Task objective — Please copy every line with the string "icon" from the entries below.

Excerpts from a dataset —
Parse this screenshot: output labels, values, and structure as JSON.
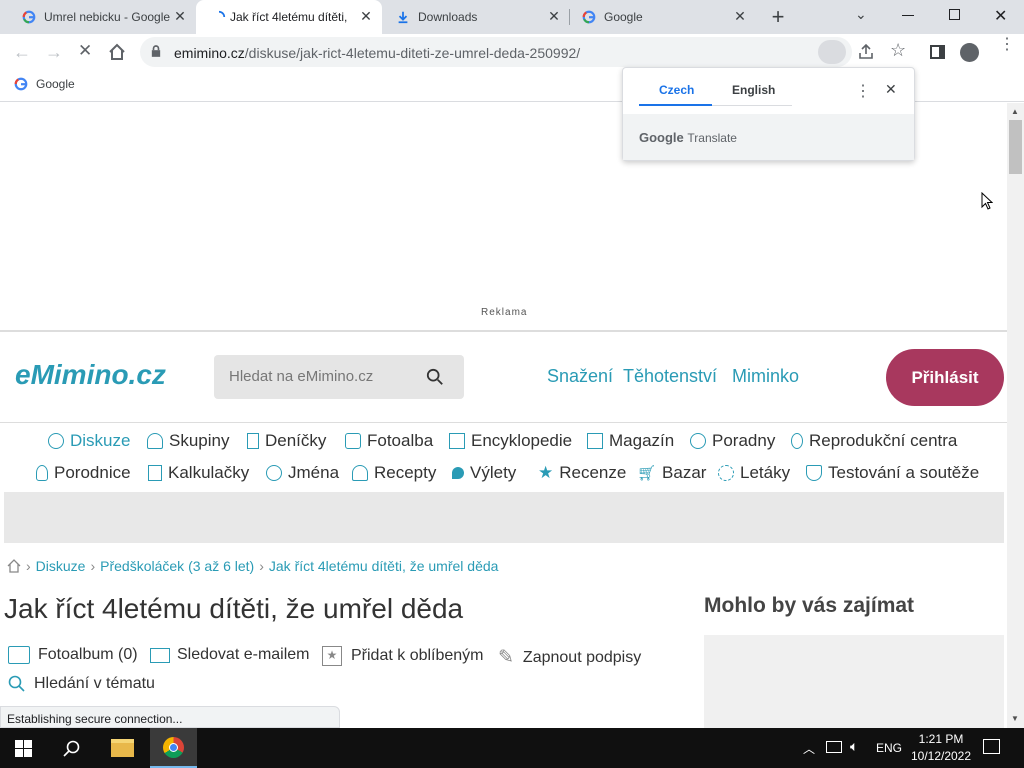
{
  "tabs": [
    {
      "title": "Umrel nebicku - Google",
      "icon": "google-g-icon"
    },
    {
      "title": "Jak říct 4letému dítěti,",
      "icon": "loading-icon"
    },
    {
      "title": "Downloads",
      "icon": "download-icon"
    },
    {
      "title": "Google",
      "icon": "google-g-icon"
    }
  ],
  "omnibox": {
    "domain": "emimino.cz",
    "path": "/diskuse/jak-rict-4letemu-diteti-ze-umrel-deda-250992/"
  },
  "bookmarks": [
    {
      "label": "Google"
    }
  ],
  "translate": {
    "lang_source": "Czech",
    "lang_target": "English",
    "brand_google": "Google",
    "brand_translate": "Translate"
  },
  "ad": {
    "label": "Reklama"
  },
  "header": {
    "logo": "eMimino.cz",
    "search_placeholder": "Hledat na eMimino.cz",
    "links": [
      "Snažení",
      "Těhotenství",
      "Miminko"
    ],
    "login": "Přihlásit"
  },
  "nav_row1": [
    "Diskuze",
    "Skupiny",
    "Deníčky",
    "Fotoalba",
    "Encyklopedie",
    "Magazín",
    "Poradny",
    "Reprodukční centra"
  ],
  "nav_row2": [
    "Porodnice",
    "Kalkulačky",
    "Jména",
    "Recepty",
    "Výlety",
    "Recenze",
    "Bazar",
    "Letáky",
    "Testování a soutěže"
  ],
  "breadcrumb": [
    "Diskuze",
    "Předškoláček (3 až 6 let)",
    "Jak říct 4letému dítěti, že umřel děda"
  ],
  "page_title": "Jak říct 4letému dítěti, že umřel děda",
  "actions": [
    "Fotoalbum (0)",
    "Sledovat e-mailem",
    "Přidat k oblíbeným",
    "Zapnout podpisy",
    "Hledání v tématu"
  ],
  "sidebar_title": "Mohlo by vás zajímat",
  "status_bar": "Establishing secure connection...",
  "taskbar": {
    "time": "1:21 PM",
    "date": "10/12/2022",
    "lang": "ENG"
  },
  "colors": {
    "brand_teal": "#2a9bb5",
    "login_btn": "#a8385e",
    "tab_strip": "#dee1e6",
    "taskbar": "#101010"
  }
}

Worked solution —
      "icon": "google-g-icon"
      "icon": "loading-icon"
      "icon": "download-icon"
      "icon": "google-g-icon"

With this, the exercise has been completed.